Internal Links

The internal link structure of a domain name is an important driver behind the search engine performance of the domain. Factors such as the “number of links” and “link text” are crucial for the optimal distribution of so-called link juice.

  • Link Juice: Every link has a value. This value can be optimally distributed according to the principle of inheritance using a good internal link structure according to the hierarchical structure of a domain. The term link juice is meant metaphorically here.

However, not only the number of links pointing to the ranked URL is relevant, but also the link structure on the URL itself.

The number of internal links in the content of the analyzed websites is shown below:

This chart shows that the pages in the top search result positions have a greater number of internal links than pages that rank further back in the SERPs. It is also notable that brand websites ranked at the very top have a lower number of links than websites ranked in the next positions on average. The average number of links will naturally increase in the case of websites with strong menu structures and many internal links in the footer.

SearchMetrics asked an interesting question: “Does a well-ranked website contain internal links to another website for a keyword for which it is ranked?”

Answer: “If this were the case, it would imply, in principle that the website that receives the link would have to be more relevant for that keyword than the website from which the link originates. The ranked website would quasi pass on its link juice and presumably lose its ranking sooner or later.”

It should be noted that using a keyword for which one website is supposed to be ranked to establish a link to another website should be avoided. However, many websites that rank in the top positions create another internal link to themselves using the keyword ? mainly on a structurally-technical basis.

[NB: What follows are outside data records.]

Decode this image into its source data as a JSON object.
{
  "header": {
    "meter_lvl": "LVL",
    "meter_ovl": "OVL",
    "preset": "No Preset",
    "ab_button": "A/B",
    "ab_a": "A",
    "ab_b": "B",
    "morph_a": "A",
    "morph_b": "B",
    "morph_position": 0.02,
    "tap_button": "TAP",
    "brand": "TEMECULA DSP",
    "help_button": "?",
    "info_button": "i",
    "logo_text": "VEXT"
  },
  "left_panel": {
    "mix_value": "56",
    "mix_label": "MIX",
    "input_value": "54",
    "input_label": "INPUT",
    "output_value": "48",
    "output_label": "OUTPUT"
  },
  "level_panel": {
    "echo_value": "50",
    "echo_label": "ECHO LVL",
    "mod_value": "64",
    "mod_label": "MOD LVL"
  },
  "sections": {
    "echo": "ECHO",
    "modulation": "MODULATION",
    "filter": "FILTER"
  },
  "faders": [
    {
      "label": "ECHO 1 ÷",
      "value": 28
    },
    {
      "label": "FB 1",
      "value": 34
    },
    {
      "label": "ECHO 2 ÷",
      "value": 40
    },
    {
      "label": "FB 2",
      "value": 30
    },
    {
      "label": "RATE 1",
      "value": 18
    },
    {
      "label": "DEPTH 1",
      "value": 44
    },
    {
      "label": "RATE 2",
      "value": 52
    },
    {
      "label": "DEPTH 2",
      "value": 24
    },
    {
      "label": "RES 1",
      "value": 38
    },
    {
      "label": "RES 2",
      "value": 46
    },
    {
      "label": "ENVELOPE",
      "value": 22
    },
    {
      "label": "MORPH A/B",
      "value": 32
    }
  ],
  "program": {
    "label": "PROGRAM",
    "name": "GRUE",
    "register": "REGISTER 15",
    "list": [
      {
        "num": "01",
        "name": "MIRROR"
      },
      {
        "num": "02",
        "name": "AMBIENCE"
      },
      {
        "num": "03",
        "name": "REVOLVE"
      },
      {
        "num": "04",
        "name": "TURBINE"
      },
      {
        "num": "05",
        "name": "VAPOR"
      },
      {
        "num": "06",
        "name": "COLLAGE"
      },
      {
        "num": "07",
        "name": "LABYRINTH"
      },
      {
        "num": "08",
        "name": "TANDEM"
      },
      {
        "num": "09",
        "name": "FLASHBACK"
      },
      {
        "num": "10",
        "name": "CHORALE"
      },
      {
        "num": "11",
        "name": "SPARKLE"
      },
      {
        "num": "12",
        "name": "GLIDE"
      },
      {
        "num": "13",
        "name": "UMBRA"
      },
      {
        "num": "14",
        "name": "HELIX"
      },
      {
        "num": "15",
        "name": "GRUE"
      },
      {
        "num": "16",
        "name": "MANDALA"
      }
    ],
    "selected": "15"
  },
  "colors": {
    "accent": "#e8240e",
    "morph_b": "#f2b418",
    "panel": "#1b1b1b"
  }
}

Adsense and Adlinks

Moderate integration of AdSense and other Adlinks is less negative than before; in 2012, there were clearly negative correlations with good rankings with respect to the integration of advertising ?even for AdSense, Google’s own product. This means that last year, well-ranked websites had less advertising than those ranked lower.

In 2013, these correlations are close to neutral:

This chart shows that even well-ranked websites are now integrating advertising, and the number of ads is rising. The following charts illustrate this in greater detail:

Legend: The y-axis of the charts 20 and 21 is scaled from 0 to 1, and multiplied by 100 it returns the percentage of websites that rank in a particular position for which the respective factor applies (y-axis caption).

Average by ranking ? AdSense

Average by ranking ? Adlinks total (including AdSense)

The main message of these two charts is that especially among the top 5 URLs in terms of search results, there are on average fewer pages with at least one ad integration (AdSense or another form of Adlinks) than is the case with URLs ranked in the following places. Lower ranking tend to have more advertising than the top 4.

What Did We Learn?

The quality of content was already very important in the previous year, which has become even more the case in 2013. Well-ranked URLs tend, to a certain extent, to have more text and even more multimedia content than was the case in 2012. In addition, the moderate involvement of advertising ? even outside of AdSense ? does not seem to have as negative of an effect on rankings than before.

While keywords in H1 or H2 titles do not seem to be crucial for rankings, they are almost trivial. Well-correlated feature combinations were not identified.

A good internal link structure is also an important quality factor. It seems to have a positive effect, when the most relevant URL of a domain for a particular keyword uses this keyword once again to create a link to itself. On average, the majority of top-ranking URLs contain one self-referential link.

Be sure to check out SeachMetric’s Full Report: SEO Ranking Factors – Rank Correlation 2013 for Google USA, and also come back to our blog tomorrow – for Arnie Kuenn’s Google Hangout with Marcus Tober and John Doherty where they will discuss the Content Formula for Ranking in Search.